The margin would reach 10-0, which included a Jose Bautista homer, before the Rangers were able to record a mockingly jeered solo run in the ninth.
“The first two innings he came out and was in control,” Rangers manager Jeff Banister assessed of his Game 1 starter. “He had control of all three of his pitches, and then it seemed to get away from him.”
Going into the game, I felt like we had a really good game plan. I felt physically good, with a lot of rest. There was great atmosphere. Unfortunately, I wasn’t able to go out there and set the tone early.
Rangers pitcher Cole Hamels
Hamels was 15-5 during the regular season despite a less-than-dominating last five weeks.

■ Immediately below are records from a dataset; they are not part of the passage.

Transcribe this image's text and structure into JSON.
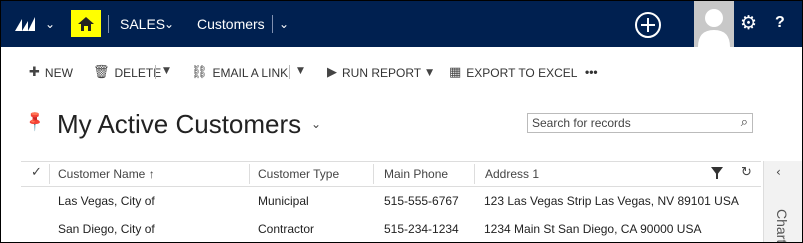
{
  "nav": {
    "area": "SALES",
    "entity": "Customers"
  },
  "commands": {
    "new": "NEW",
    "delete": "DELETE",
    "email_link": "EMAIL A LINK",
    "run_report": "RUN REPORT",
    "export_excel": "EXPORT TO EXCEL",
    "more": "•••"
  },
  "view": {
    "title": "My Active Customers",
    "search_placeholder": "Search for records"
  },
  "grid": {
    "columns": [
      "Customer Name ↑",
      "Customer Type",
      "Main Phone",
      "Address 1"
    ],
    "rows": [
      {
        "name": "Las Vegas, City of",
        "type": "Municipal",
        "phone": "515-555-6767",
        "address": "123 Las Vegas Strip Las Vegas, NV 89101 USA"
      },
      {
        "name": "San Diego, City of",
        "type": "Contractor",
        "phone": "515-234-1234",
        "address": "1234 Main St San Diego, CA 90000 USA"
      }
    ]
  },
  "side_pane": {
    "label": "Charts"
  },
  "colors": {
    "nav_bg": "#002050",
    "home_bg": "#ffff00"
  },
  "icons": [
    "dynamics-logo",
    "home-icon",
    "plus-circle-icon",
    "avatar",
    "gear-icon",
    "help-icon",
    "pin-icon",
    "search-icon",
    "filter-icon",
    "refresh-icon"
  ]
}
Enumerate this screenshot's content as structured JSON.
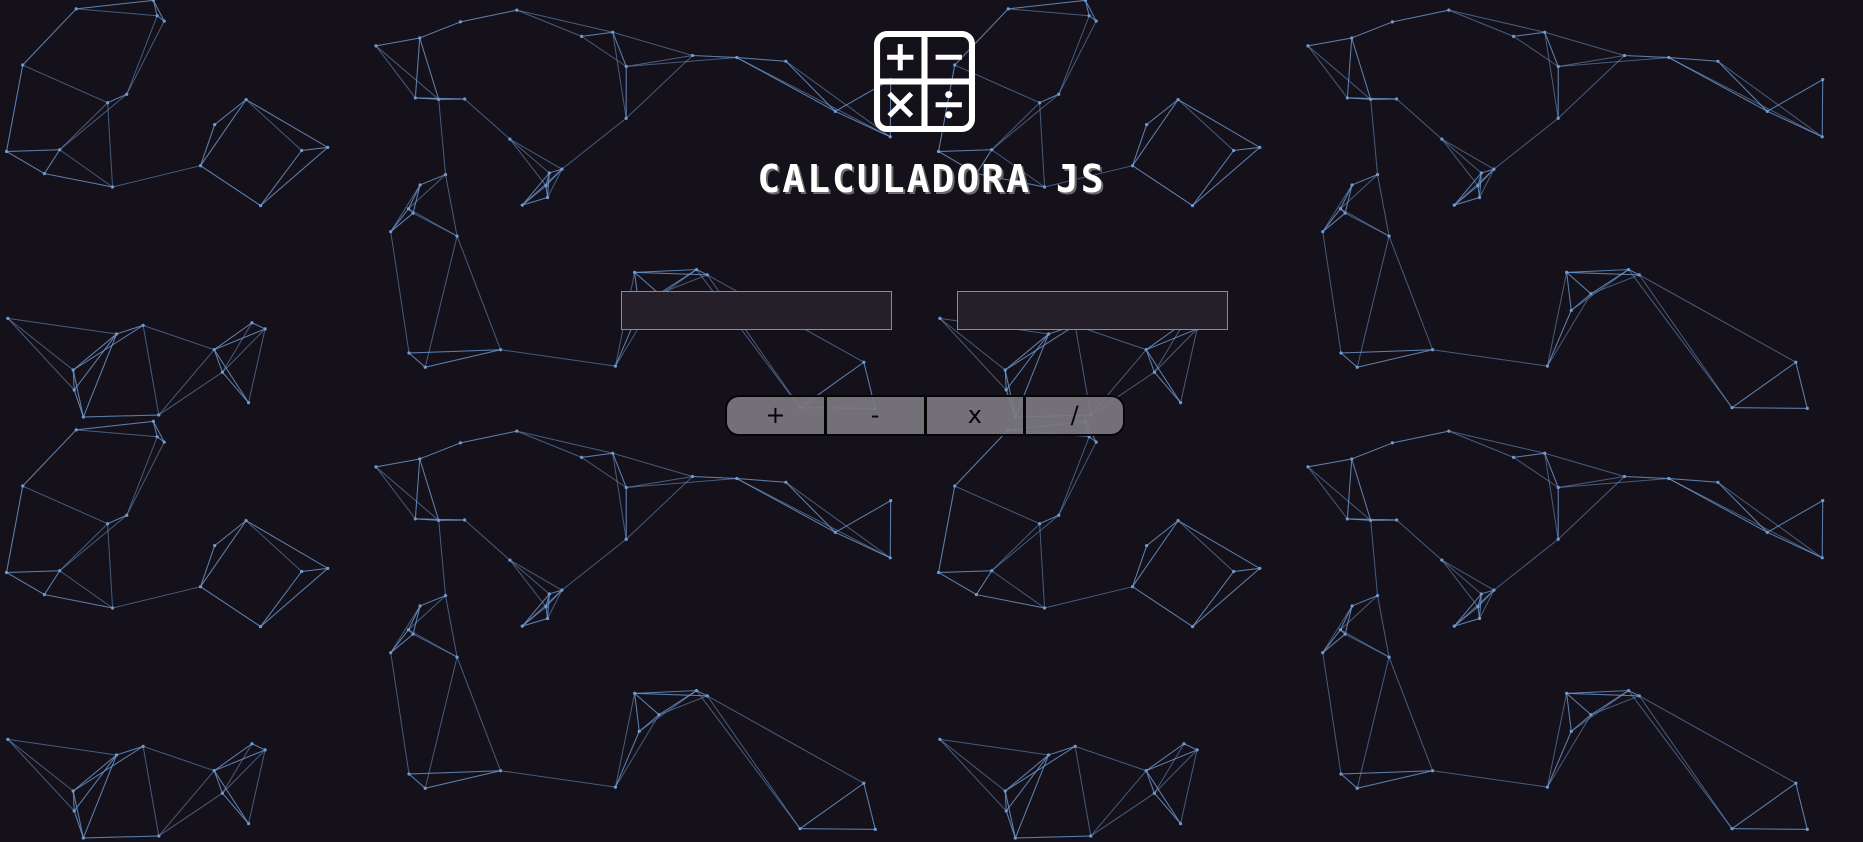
{
  "app": {
    "title": "CALCULADORA JS",
    "logo_icon": "calculator-operators-icon"
  },
  "inputs": {
    "first": {
      "value": "",
      "placeholder": ""
    },
    "second": {
      "value": "",
      "placeholder": ""
    }
  },
  "operations": [
    {
      "label": "+"
    },
    {
      "label": "-"
    },
    {
      "label": "x"
    },
    {
      "label": "/"
    }
  ],
  "colors": {
    "background": "#15111a",
    "network_lines": "#6f9bd1",
    "input_border": "#27b7c2",
    "button_fill": "#7d7880",
    "title_text": "#ffffff"
  }
}
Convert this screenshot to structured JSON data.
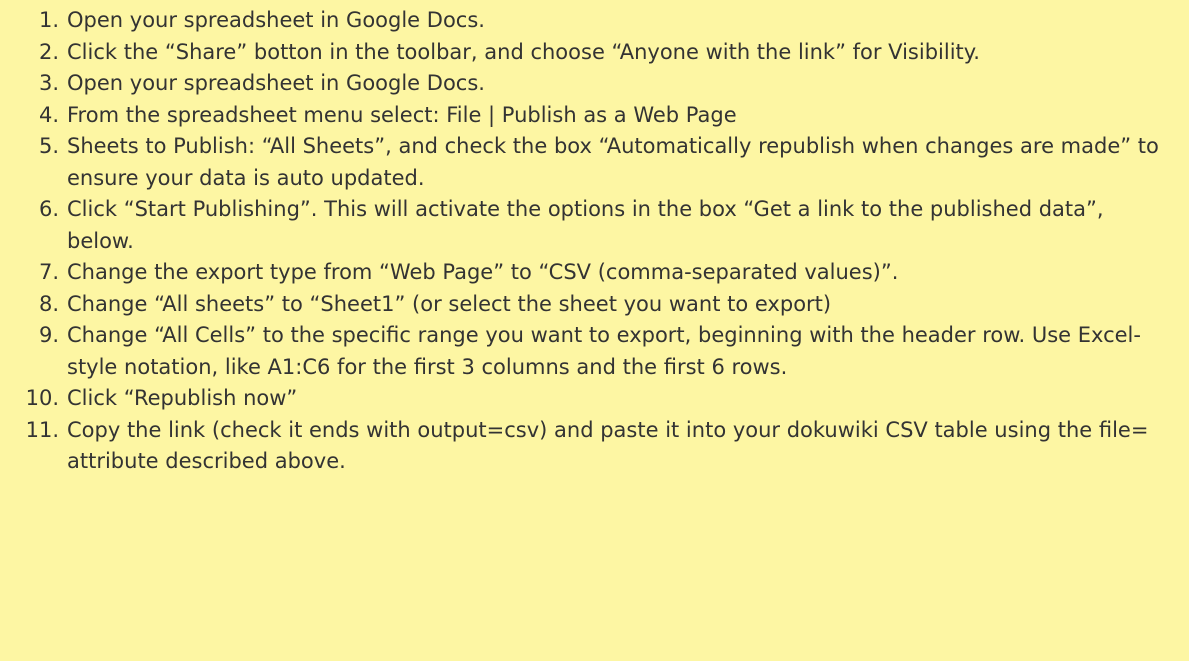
{
  "steps": [
    {
      "num": "1.",
      "text": "Open your spreadsheet in Google Docs."
    },
    {
      "num": "2.",
      "text": "Click the “Share” botton in the toolbar, and choose “Anyone with the link” for Visibility."
    },
    {
      "num": "3.",
      "text": "Open your spreadsheet in Google Docs."
    },
    {
      "num": "4.",
      "text": "From the spreadsheet menu select: File | Publish as a Web Page"
    },
    {
      "num": "5.",
      "text": "Sheets to Publish: “All Sheets”, and check the box “Automatically republish when changes are made” to ensure your data is auto updated."
    },
    {
      "num": "6.",
      "text": "Click “Start Publishing”. This will activate the options in the box “Get a link to the published data”, below."
    },
    {
      "num": "7.",
      "text": "Change the export type from “Web Page” to “CSV (comma-separated values)”."
    },
    {
      "num": "8.",
      "text": "Change “All sheets” to “Sheet1” (or select the sheet you want to export)"
    },
    {
      "num": "9.",
      "text": "Change “All Cells” to the specific range you want to export, beginning with the header row. Use Excel-style notation, like A1:C6 for the first 3 columns and the first 6 rows."
    },
    {
      "num": "10.",
      "text": "Click “Republish now”"
    },
    {
      "num": "11.",
      "text": "Copy the link (check it ends with output=csv) and paste it into your dokuwiki CSV table using the file= attribute described above."
    }
  ]
}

“Going into the game, I felt like we had a really good game plan,” Hamels said. “I felt physically good, with a lot of rest. There was great atmosphere.
“Unfortunately, I wasn’t able to go out there and set the tone early. When you give up the amount of runs I did early in the game, it can kinda deflate whatever kind of home-field advantage you have.

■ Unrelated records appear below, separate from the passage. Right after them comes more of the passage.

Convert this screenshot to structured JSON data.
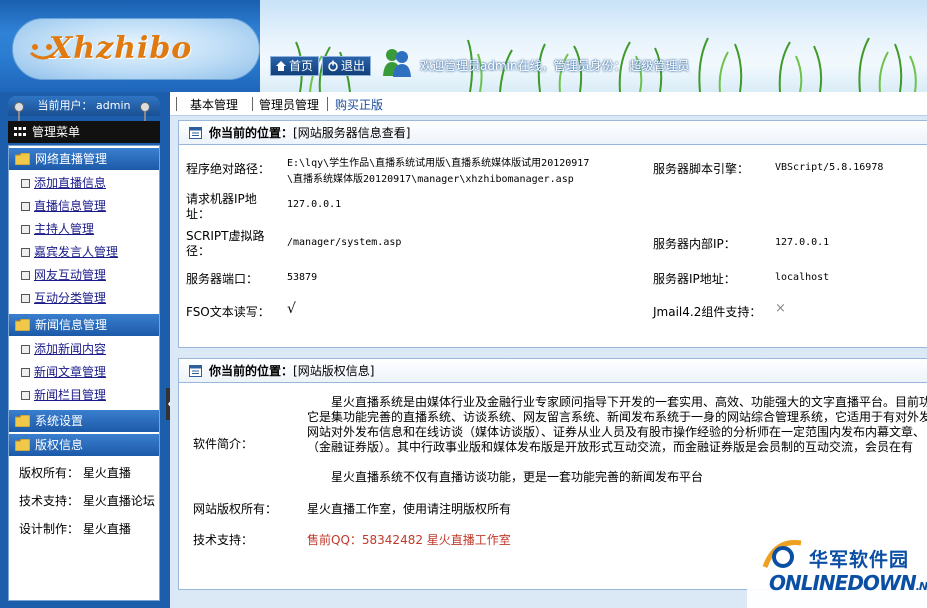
{
  "header": {
    "logo_text": "Xhzhibo",
    "home_label": "首页",
    "logout_label": "退出",
    "welcome": "欢迎管理员admin在线，管理员身份： 超级管理员"
  },
  "sidebar": {
    "current_user": "当前用户： admin",
    "menu_title": "管理菜单",
    "sections": [
      {
        "title": "网络直播管理",
        "items": [
          "添加直播信息",
          "直播信息管理",
          "主持人管理",
          "嘉宾发言人管理",
          "网友互动管理",
          "互动分类管理"
        ]
      },
      {
        "title": "新闻信息管理",
        "items": [
          "添加新闻内容",
          "新闻文章管理",
          "新闻栏目管理"
        ]
      },
      {
        "title": "系统设置",
        "items": []
      },
      {
        "title": "版权信息",
        "items": []
      }
    ],
    "copyright_lines": [
      "版权所有：  星火直播",
      "技术支持：  星火直播论坛",
      "设计制作：  星火直播"
    ]
  },
  "topnav": [
    "基本管理",
    "管理员管理",
    "购买正版"
  ],
  "server_panel": {
    "title_bold": "你当前的位置：",
    "title_rest": "[网站服务器信息查看]",
    "rows": [
      {
        "label": "程序绝对路径：",
        "value_line1": "E:\\lqy\\学生作品\\直播系统试用版\\直播系统媒体版试用20120917",
        "value_line2": "\\直播系统媒体版20120917\\manager\\xhzhibomanager.asp",
        "label2": "服务器脚本引擎：",
        "value2": "VBScript/5.8.16978"
      },
      {
        "label_line1": "请求机器IP地",
        "label_line2": "址：",
        "value": "127.0.0.1"
      },
      {
        "label_line1": "SCRIPT虚拟路",
        "label_line2": "径：",
        "value": "/manager/system.asp",
        "label2": "服务器内部IP：",
        "value2": "127.0.0.1"
      },
      {
        "label": "服务器端口：",
        "value": "53879",
        "label2": "服务器IP地址：",
        "value2": "localhost"
      },
      {
        "label": "FSO文本读写：",
        "value": "√",
        "label2": "Jmail4.2组件支持：",
        "value2": "×"
      }
    ]
  },
  "copyright_panel": {
    "title_bold": "你当前的位置：",
    "title_rest": "[网站版权信息]",
    "intro_label": "软件简介：",
    "intro_lines": [
      "星火直播系统是由媒体行业及金融行业专家顾问指导下开发的一套实用、高效、功能强大的文字直播平台。目前功",
      "它是集功能完善的直播系统、访谈系统、网友留言系统、新闻发布系统于一身的网站综合管理系统，它适用于有对外发",
      "网站对外发布信息和在线访谈（媒体访谈版）、证券从业人员及有股市操作经验的分析师在一定范围内发布内幕文章、",
      "（金融证券版）。其中行政事业版和媒体发布版是开放形式互动交流，而金融证券版是会员制的互动交流，会员在有",
      "星火直播系统不仅有直播访谈功能，更是一套功能完善的新闻发布平台"
    ],
    "owner_label": "网站版权所有：",
    "owner_value": "星火直播工作室，使用请注明版权所有",
    "support_label": "技术支持：",
    "support_value": "售前QQ：58342482 星火直播工作室"
  },
  "watermark": {
    "cn": "华军软件园",
    "en": "ONLINEDOWN",
    "suffix": ".NET"
  }
}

“It’s a major letdown.”
As ragged as Hamels was, Toronto starter Marco Estrada was beguilingly sharp. Before being lifted with one out in the ninth, Estrada had allowed only four hits, struck out six Rangers and walked none.
He knows how to pitch. He kept us off-balance by throwing the changeup, fastball up, fastball down. I don’t think he threw many pitches over the middle of the plate.
Rangers third baseman Adrian Beltre on Blue Jays pitcher Marco Estrada
All of these knots that he tied the deep and talented Rangers lineup in, he was able to accomplish with a fastball that seldom reached the 90 mph mark.
“He knows how to pitch,” Beltre said. “He kept us off-balance by throwing the changeup, fastball up, fastball down. I don’t think he threw many pitches over the middle of the plate.
“We didn’t have a great approach against him, and that’s always going to make it a difficult day for us.”
Rule One of the best-of-five MLB division series dictates that the home team must win the first two games. The penalty is losing the home-field advantage, not to mention whatever momentum the 95 wins and the 47,434-member audience bring.
But, Rangers chin, meet the cocked right knuckles of the Toronto Blue Jays.
When asked what went wrong, Hamels said, “They’re a very tough lineup, and you have to be very cautious. And you can be a little too fine.
“In the beginning you’re just trying to execute pitches, and I felt like I was doing that. But certain things just kinda came up.
“That’s when you need to make key pitches, and sometimes you overdo it.”
At least three times in the fateful third inning, balls were hit that could well have been turned into Toronto outs. Instead, Hamels, the Rangers’ would-be staff ace, failed to finish the fourth.
Now, with their chins bloodied, the Rangers will send Yu Darvish to the mound at noon Friday in what amounts to a must-win game.
“I’ve been here before,” Hamels said of his bad day. “I’ve had success, and I’ve had failures. I know how to overcome the failures and move past them and get ready for another game.”
He will have to hope the Rangers keep playing, if he wants to get that chance.
It will be Darvish’s turn to try to reverse the Rangers’ puzzling home-field ALDS fortunes.
Which sounds like a plan.
Everybody has one.